I am ever-mindful of Eugene Peterson’s observation that pastoral work is geographical and tied to a specific locale—the real, mappable Nineveh and not Tarshish, the dream.4 But I would venture to guess that it’s not only in Madison that worship seems to be less of a front door to the church as it once was—our visitors are largely those whom I described above as already having some Christian background. That means we also need to get out and meet people outside of our services if we wish to reach those with little or no experience in church. We’ve found that opportunities to witness have come simply by training our people to ask their friends or family members, “Do you have a pastor who is visiting you? Would you like my pastor to stop by?” That personal interaction goes a long way—people are hungry for personal touch. It stands out to them when they are not treated as just a number or another customer, but as individual souls worthy of individual attention and care.
Then, when they come to church, they see the same guy who visited them in the hospital or elsewhere. That dynamic, I think, is something we will keep trying to capitalize on. We have the real advantage that the preacher in the pulpit is also the pastor who makes hospital calls and personal visits. Especially in the era of mega-churches where the preacher is inaccessible for the rest of the week, this is something I’ve noticed that really makes an impression. But I suppose we’ve always known this: the old adage about a home-going pastor making a church-going congregation is as true today as ever.

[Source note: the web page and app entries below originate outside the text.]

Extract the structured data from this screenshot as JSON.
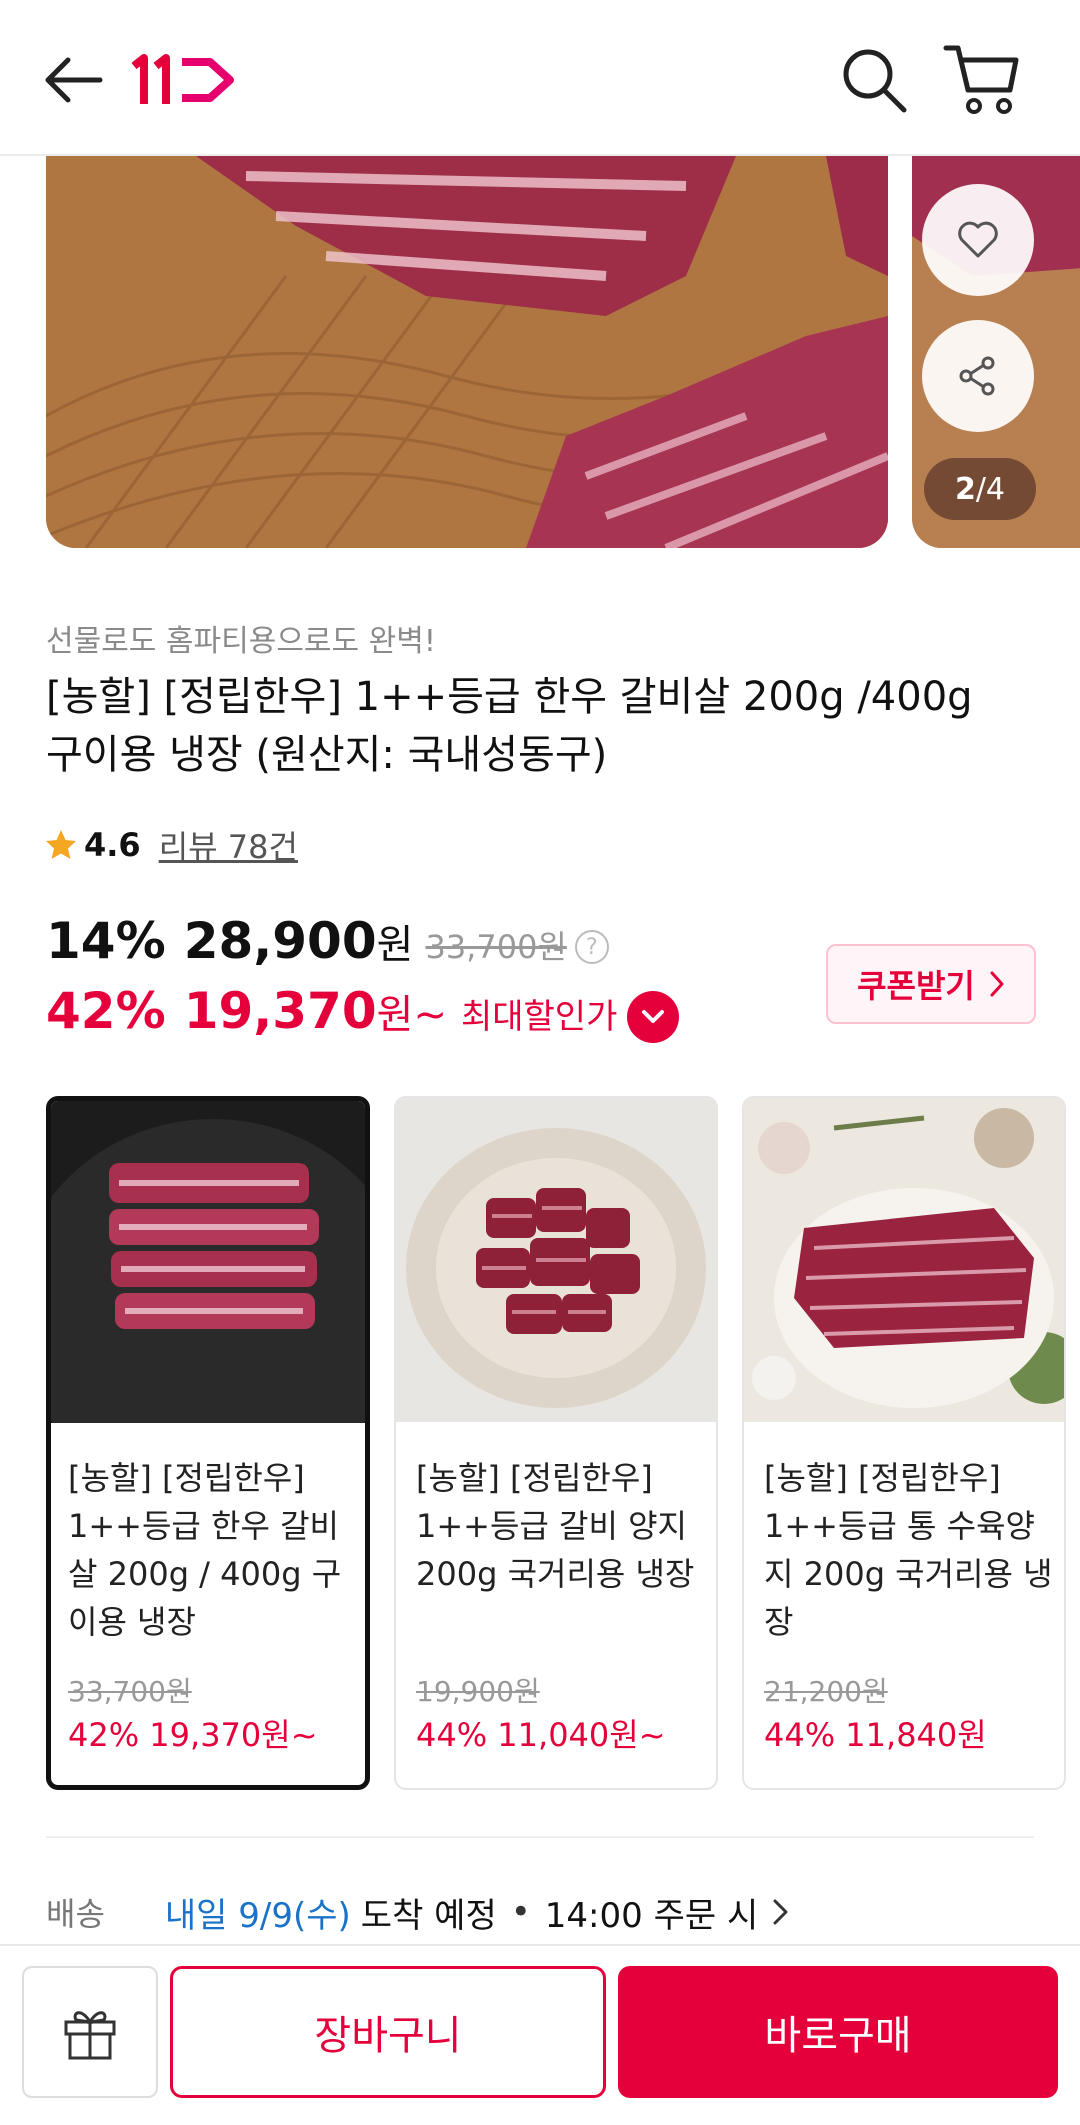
{
  "header": {
    "back_icon": "arrow-left-icon",
    "logo_text": "11",
    "search_icon": "search-icon",
    "cart_icon": "cart-icon"
  },
  "carousel": {
    "current": "2",
    "total": "/4",
    "wish_icon": "heart-icon",
    "share_icon": "share-icon"
  },
  "product": {
    "promo": "선물로도 홈파티용으로도 완벽!",
    "title": "[농할] [정립한우] 1++등급 한우 갈비살 200g /400g 구이용 냉장  (원산지: 국내성동구)",
    "rating": "4.6",
    "review_link": "리뷰 78건"
  },
  "price": {
    "discount": "14%",
    "sale_price": "28,900",
    "won": "원",
    "original": "33,700원",
    "help": "?",
    "max_discount": "42%",
    "max_price": "19,370",
    "max_won": "원~",
    "max_label": "최대할인가",
    "coupon_label": "쿠폰받기"
  },
  "options": [
    {
      "name": "[농할] [정립한우] 1++등급 한우 갈비살 200g / 400g 구이용 냉장",
      "original": "33,700원",
      "price": "42% 19,370원~"
    },
    {
      "name": "[농할] [정립한우] 1++등급 갈비 양지 200g 국거리용 냉장",
      "original": "19,900원",
      "price": "44% 11,040원~"
    },
    {
      "name": "[농할] [정립한우] 1++등급 통 수육양지 200g 국거리용 냉장",
      "original": "21,200원",
      "price": "44% 11,840원"
    }
  ],
  "delivery": {
    "label": "배송",
    "date": "내일 9/9(수)",
    "arrival": "도착 예정",
    "dot": "•",
    "cutoff": "14:00 주문 시"
  },
  "bottom": {
    "gift_icon": "gift-icon",
    "cart_label": "장바구니",
    "buy_label": "바로구매"
  },
  "colors": {
    "accent": "#e5003b",
    "link_blue": "#1a73c8"
  }
}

I’ve tried to describe some of the circumstances in Madison that have shaped the worship of our congregation. Situations may vary, but I think that the concept of worship as a soft apologetic will prove a helpful framework for fitting worship to any locale.
By Philip Moldenhauer

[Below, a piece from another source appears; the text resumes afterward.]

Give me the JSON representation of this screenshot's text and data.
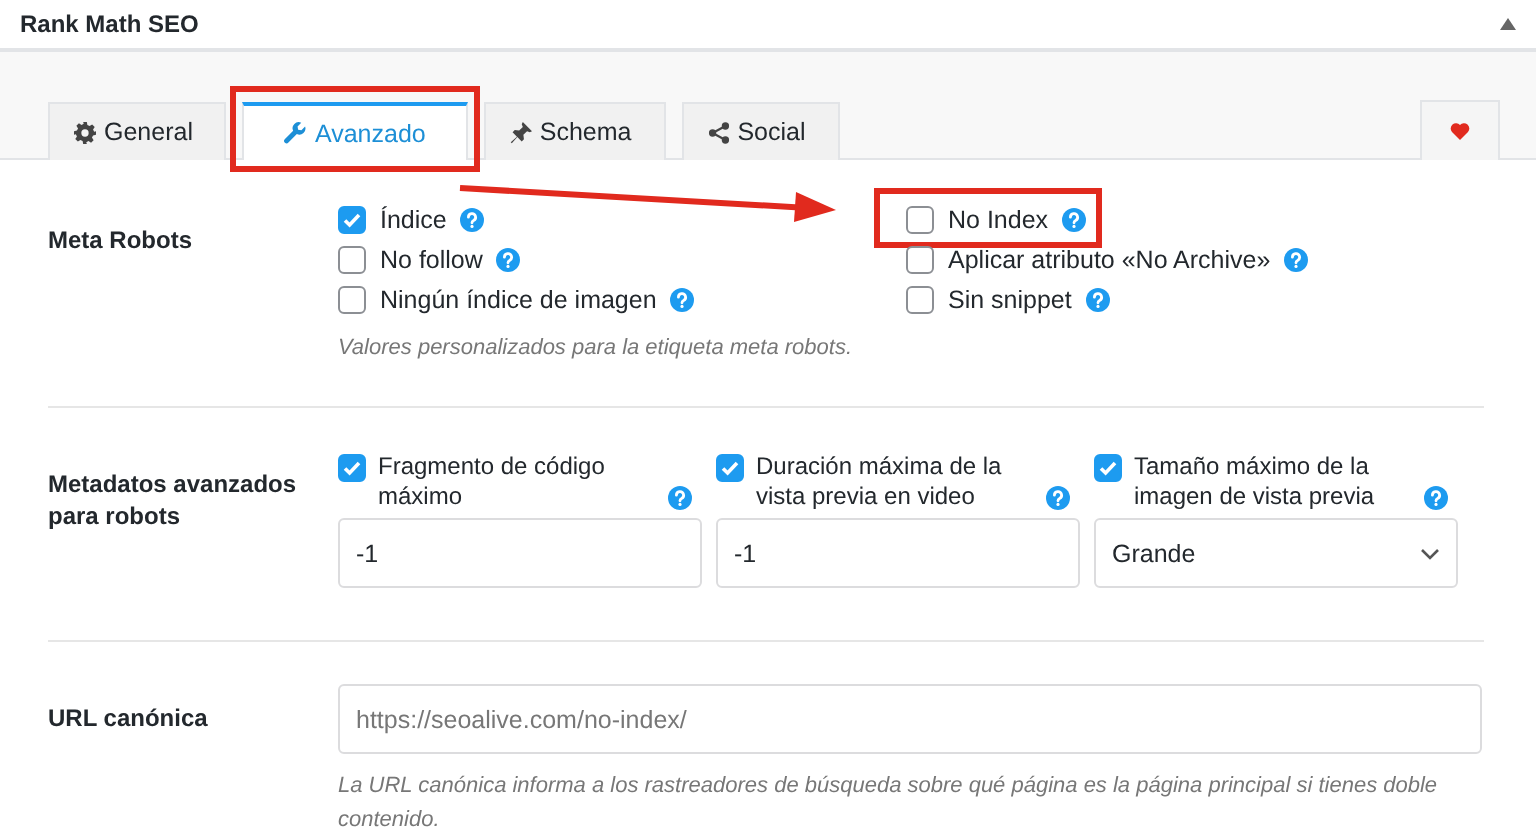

Pastor Moldenhauer graduated from Wisconsin Lutheran Seminary in 2012 and has served at Our Redeemer in Madison, WI since then. In addition to congregational duties, he serves as the District Worship Coordinator for the Western Wisconsin District.

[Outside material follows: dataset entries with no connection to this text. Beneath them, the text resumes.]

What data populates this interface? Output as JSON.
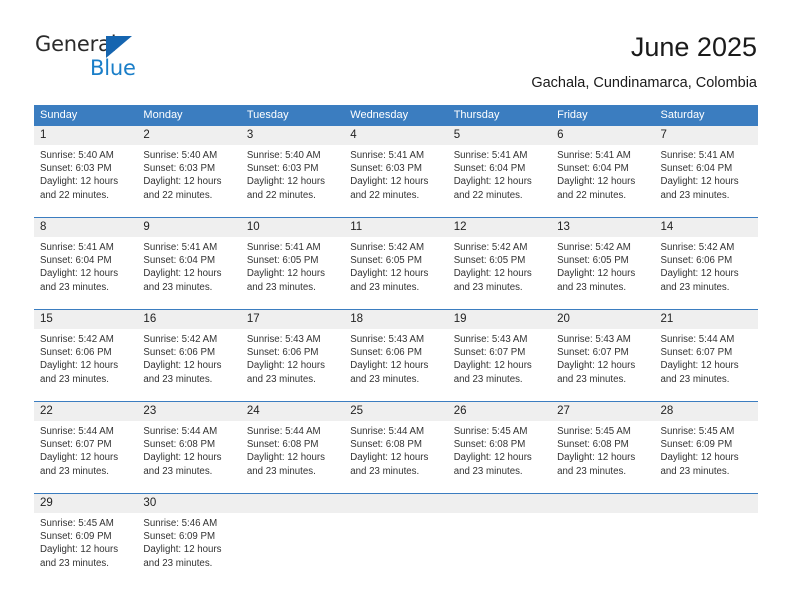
{
  "brand": {
    "name_top": "General",
    "name_bottom": "Blue",
    "accent_color": "#1a7ec8",
    "triangle_color": "#1565b0"
  },
  "header": {
    "title": "June 2025",
    "subtitle": "Gachala, Cundinamarca, Colombia",
    "header_bg_color": "#3b7dc0",
    "daynum_bg_color": "#efefef"
  },
  "weekday_headers": [
    "Sunday",
    "Monday",
    "Tuesday",
    "Wednesday",
    "Thursday",
    "Friday",
    "Saturday"
  ],
  "labels": {
    "sunrise_prefix": "Sunrise:",
    "sunset_prefix": "Sunset:",
    "daylight_prefix": "Daylight:"
  },
  "weeks": [
    [
      {
        "day": "1",
        "sunrise": "Sunrise: 5:40 AM",
        "sunset": "Sunset: 6:03 PM",
        "daylight1": "Daylight: 12 hours",
        "daylight2": "and 22 minutes."
      },
      {
        "day": "2",
        "sunrise": "Sunrise: 5:40 AM",
        "sunset": "Sunset: 6:03 PM",
        "daylight1": "Daylight: 12 hours",
        "daylight2": "and 22 minutes."
      },
      {
        "day": "3",
        "sunrise": "Sunrise: 5:40 AM",
        "sunset": "Sunset: 6:03 PM",
        "daylight1": "Daylight: 12 hours",
        "daylight2": "and 22 minutes."
      },
      {
        "day": "4",
        "sunrise": "Sunrise: 5:41 AM",
        "sunset": "Sunset: 6:03 PM",
        "daylight1": "Daylight: 12 hours",
        "daylight2": "and 22 minutes."
      },
      {
        "day": "5",
        "sunrise": "Sunrise: 5:41 AM",
        "sunset": "Sunset: 6:04 PM",
        "daylight1": "Daylight: 12 hours",
        "daylight2": "and 22 minutes."
      },
      {
        "day": "6",
        "sunrise": "Sunrise: 5:41 AM",
        "sunset": "Sunset: 6:04 PM",
        "daylight1": "Daylight: 12 hours",
        "daylight2": "and 22 minutes."
      },
      {
        "day": "7",
        "sunrise": "Sunrise: 5:41 AM",
        "sunset": "Sunset: 6:04 PM",
        "daylight1": "Daylight: 12 hours",
        "daylight2": "and 23 minutes."
      }
    ],
    [
      {
        "day": "8",
        "sunrise": "Sunrise: 5:41 AM",
        "sunset": "Sunset: 6:04 PM",
        "daylight1": "Daylight: 12 hours",
        "daylight2": "and 23 minutes."
      },
      {
        "day": "9",
        "sunrise": "Sunrise: 5:41 AM",
        "sunset": "Sunset: 6:04 PM",
        "daylight1": "Daylight: 12 hours",
        "daylight2": "and 23 minutes."
      },
      {
        "day": "10",
        "sunrise": "Sunrise: 5:41 AM",
        "sunset": "Sunset: 6:05 PM",
        "daylight1": "Daylight: 12 hours",
        "daylight2": "and 23 minutes."
      },
      {
        "day": "11",
        "sunrise": "Sunrise: 5:42 AM",
        "sunset": "Sunset: 6:05 PM",
        "daylight1": "Daylight: 12 hours",
        "daylight2": "and 23 minutes."
      },
      {
        "day": "12",
        "sunrise": "Sunrise: 5:42 AM",
        "sunset": "Sunset: 6:05 PM",
        "daylight1": "Daylight: 12 hours",
        "daylight2": "and 23 minutes."
      },
      {
        "day": "13",
        "sunrise": "Sunrise: 5:42 AM",
        "sunset": "Sunset: 6:05 PM",
        "daylight1": "Daylight: 12 hours",
        "daylight2": "and 23 minutes."
      },
      {
        "day": "14",
        "sunrise": "Sunrise: 5:42 AM",
        "sunset": "Sunset: 6:06 PM",
        "daylight1": "Daylight: 12 hours",
        "daylight2": "and 23 minutes."
      }
    ],
    [
      {
        "day": "15",
        "sunrise": "Sunrise: 5:42 AM",
        "sunset": "Sunset: 6:06 PM",
        "daylight1": "Daylight: 12 hours",
        "daylight2": "and 23 minutes."
      },
      {
        "day": "16",
        "sunrise": "Sunrise: 5:42 AM",
        "sunset": "Sunset: 6:06 PM",
        "daylight1": "Daylight: 12 hours",
        "daylight2": "and 23 minutes."
      },
      {
        "day": "17",
        "sunrise": "Sunrise: 5:43 AM",
        "sunset": "Sunset: 6:06 PM",
        "daylight1": "Daylight: 12 hours",
        "daylight2": "and 23 minutes."
      },
      {
        "day": "18",
        "sunrise": "Sunrise: 5:43 AM",
        "sunset": "Sunset: 6:06 PM",
        "daylight1": "Daylight: 12 hours",
        "daylight2": "and 23 minutes."
      },
      {
        "day": "19",
        "sunrise": "Sunrise: 5:43 AM",
        "sunset": "Sunset: 6:07 PM",
        "daylight1": "Daylight: 12 hours",
        "daylight2": "and 23 minutes."
      },
      {
        "day": "20",
        "sunrise": "Sunrise: 5:43 AM",
        "sunset": "Sunset: 6:07 PM",
        "daylight1": "Daylight: 12 hours",
        "daylight2": "and 23 minutes."
      },
      {
        "day": "21",
        "sunrise": "Sunrise: 5:44 AM",
        "sunset": "Sunset: 6:07 PM",
        "daylight1": "Daylight: 12 hours",
        "daylight2": "and 23 minutes."
      }
    ],
    [
      {
        "day": "22",
        "sunrise": "Sunrise: 5:44 AM",
        "sunset": "Sunset: 6:07 PM",
        "daylight1": "Daylight: 12 hours",
        "daylight2": "and 23 minutes."
      },
      {
        "day": "23",
        "sunrise": "Sunrise: 5:44 AM",
        "sunset": "Sunset: 6:08 PM",
        "daylight1": "Daylight: 12 hours",
        "daylight2": "and 23 minutes."
      },
      {
        "day": "24",
        "sunrise": "Sunrise: 5:44 AM",
        "sunset": "Sunset: 6:08 PM",
        "daylight1": "Daylight: 12 hours",
        "daylight2": "and 23 minutes."
      },
      {
        "day": "25",
        "sunrise": "Sunrise: 5:44 AM",
        "sunset": "Sunset: 6:08 PM",
        "daylight1": "Daylight: 12 hours",
        "daylight2": "and 23 minutes."
      },
      {
        "day": "26",
        "sunrise": "Sunrise: 5:45 AM",
        "sunset": "Sunset: 6:08 PM",
        "daylight1": "Daylight: 12 hours",
        "daylight2": "and 23 minutes."
      },
      {
        "day": "27",
        "sunrise": "Sunrise: 5:45 AM",
        "sunset": "Sunset: 6:08 PM",
        "daylight1": "Daylight: 12 hours",
        "daylight2": "and 23 minutes."
      },
      {
        "day": "28",
        "sunrise": "Sunrise: 5:45 AM",
        "sunset": "Sunset: 6:09 PM",
        "daylight1": "Daylight: 12 hours",
        "daylight2": "and 23 minutes."
      }
    ],
    [
      {
        "day": "29",
        "sunrise": "Sunrise: 5:45 AM",
        "sunset": "Sunset: 6:09 PM",
        "daylight1": "Daylight: 12 hours",
        "daylight2": "and 23 minutes."
      },
      {
        "day": "30",
        "sunrise": "Sunrise: 5:46 AM",
        "sunset": "Sunset: 6:09 PM",
        "daylight1": "Daylight: 12 hours",
        "daylight2": "and 23 minutes."
      },
      {
        "day": "",
        "sunrise": "",
        "sunset": "",
        "daylight1": "",
        "daylight2": ""
      },
      {
        "day": "",
        "sunrise": "",
        "sunset": "",
        "daylight1": "",
        "daylight2": ""
      },
      {
        "day": "",
        "sunrise": "",
        "sunset": "",
        "daylight1": "",
        "daylight2": ""
      },
      {
        "day": "",
        "sunrise": "",
        "sunset": "",
        "daylight1": "",
        "daylight2": ""
      },
      {
        "day": "",
        "sunrise": "",
        "sunset": "",
        "daylight1": "",
        "daylight2": ""
      }
    ]
  ]
}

1 Mark Paustian, Our Worth to Him: Devotions for Christian Worship (Milwaukee, WI: NPH, 2021), 145.
3 Paustian, Our Worth to Him, 145.
4 Eugene H. Peterson, Under the Unpredictable Plant: An Exploration in Vocational Holiness (Grand Rapids, MI: William B. Eerdmans, 1992), 122-123.
2024 National Conference on Worship, Music, and the Arts
A 2021 conference was canceled due to the pandemic. Rather than rescheduling in the same year as the WELS National Conference on Lutheran Leadership (2023), the next worship conference will be in July of 2024. The site and exact dates are not yet firm. For the latest information, see wels.net/worshipconference. Advanced ability musicians who have not previously played at a conference and those whose contact information has changed are invited to submit their information at this site. This information is requested even from those who aren’t yet sure they will attend the 2024 conference. Pastors, please share this invitation with instrumentalists of above average skill who entered or graduated from college since 2017 and with other adult new members since 2017 with similar skill.
Adorn the liturgy for outreach.
Moldenhauer writes about using liturgy and music to adorn the real meat of the service, Word and sacrament. The word “adorn” recalls an essay by Jonathan Schroeder from the 2005 national worship conference—still valuable reading almost 20 years later: worship.welsrc.net/download-worship/worship-and-outreach. When Schroeder wrote this essay, he was serving a small, mission congregation. Since then it has grown to become the largest single site congregation in the South Atlantic District.
Learn about how WELS is assisting congregations by encouraging worship that glorifies God and proclaims Christ’s love.
WELS Commission on Worship provides resources for individuals and families nationwide. Consider supporting these ministries with your prayers and gifts.